Even at this early stage these babes in the ringpost woods are almost certain contenders, through golden grease.
Olympian Vincente Escobedo, has had primo showcase opportunities but failed to fully capitalize. Escobedo’s presumed party the night before De la Hoya - Forbes was instead a grueling waltz. The good news is Escobedo stayed busy and fought a stay busy eight rounder soon afterward. The bad news is he still looked like a work in stalled progress.
Currently, Kelly Pavlik is probably at the front of the pack pushing toward superstar status. He’s still a long ways from Hagler territory but he’s on the right track.
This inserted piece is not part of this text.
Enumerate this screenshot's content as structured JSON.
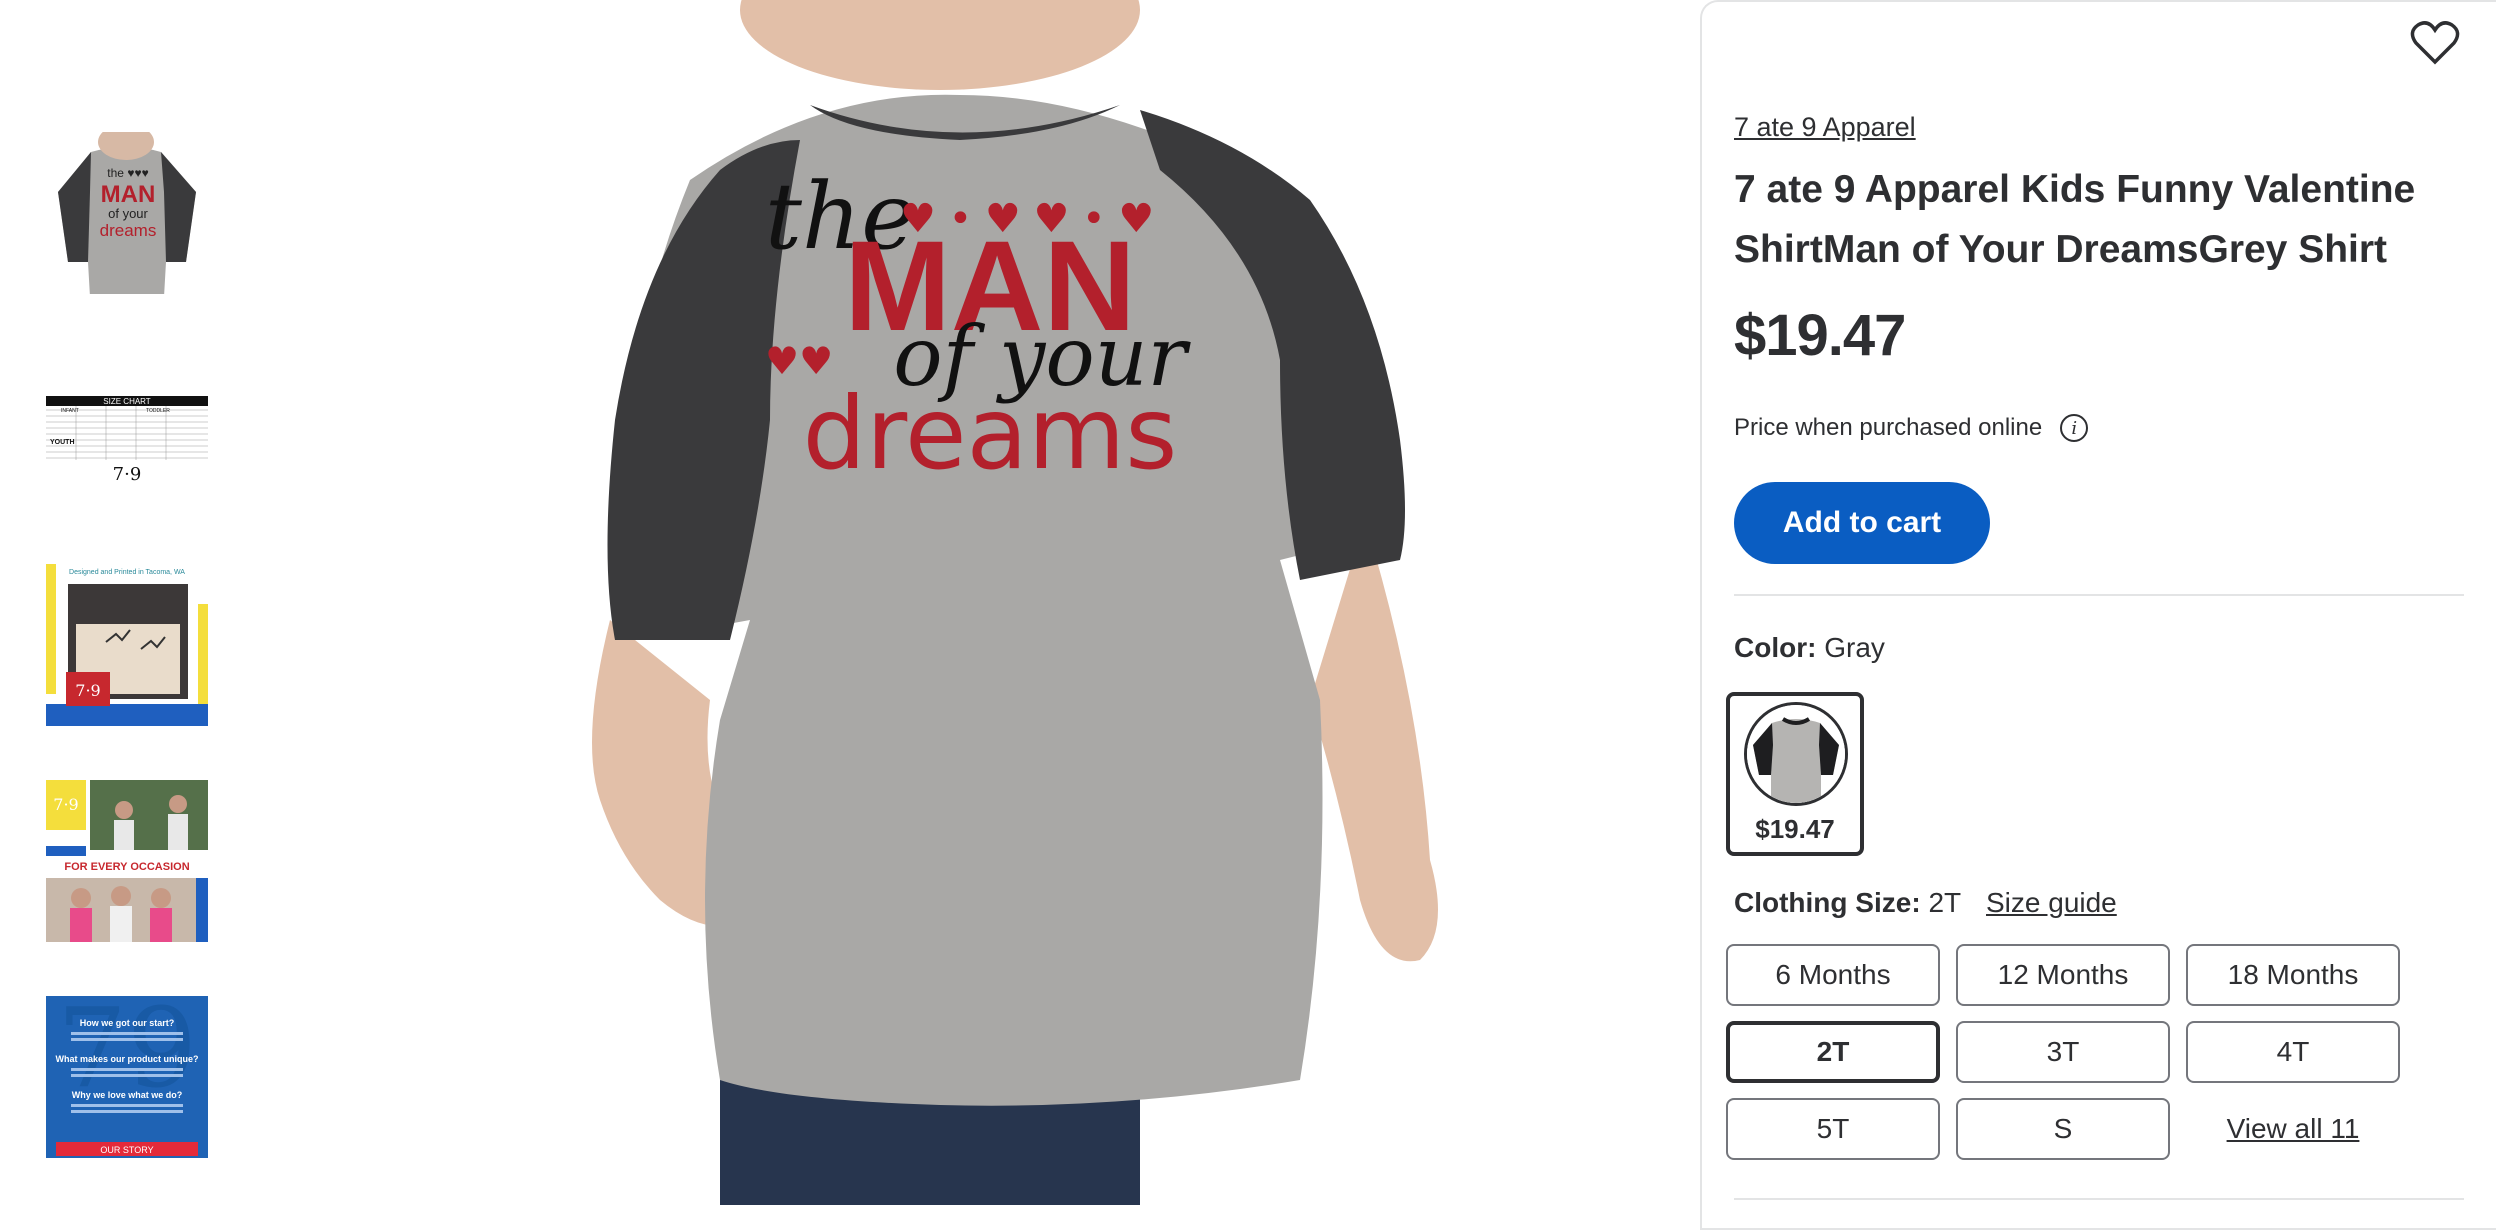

Latest victim Gary Lockett, was lambasted as unworthy but the truth seems Pavlik would have pounded just about anybody.
Juan Manuel Lopez vaulted over Daniel Ponce De Leon near the top of recognizable champions with an impressive steamrolling. Lopez looks like a future elder statesman.
Much of the previously noted action transpired in a chronological frame of around 12 weeks, or approximately 1000 rounds, depending on how you measure certain time passages.
In another six weeks there’s likely to be more rumbling from names we’ve just begun to recognize.
Promising welterweight Freddy Hernandez, 22-1, will stay busy in Tucson this weekend and hope for a title try by wintertime.
One of Hernandez’s biggest victories came against Jesus Soto Karass, who meets David Estrada in a crossroads match during the Cotto-Margarito weekend.
Whoever takes the Cotto-Margarito blockbuster (I see a Cotto KO within 6) has as much a claim as anyone in the latest pound for pound debate.
It certainly appears that there enough young talent to keep up the sport’s impressive recent schedule. This is not a completely comprehensive chart of promising fringe liners. The wings are filled with other aspiring A-listers and the walloping well is far from dry.
Credit is due to the strong foundation of the game, regenerated in fountain of youth gyms around the world.
Boxing itself is the real star of a long-running show.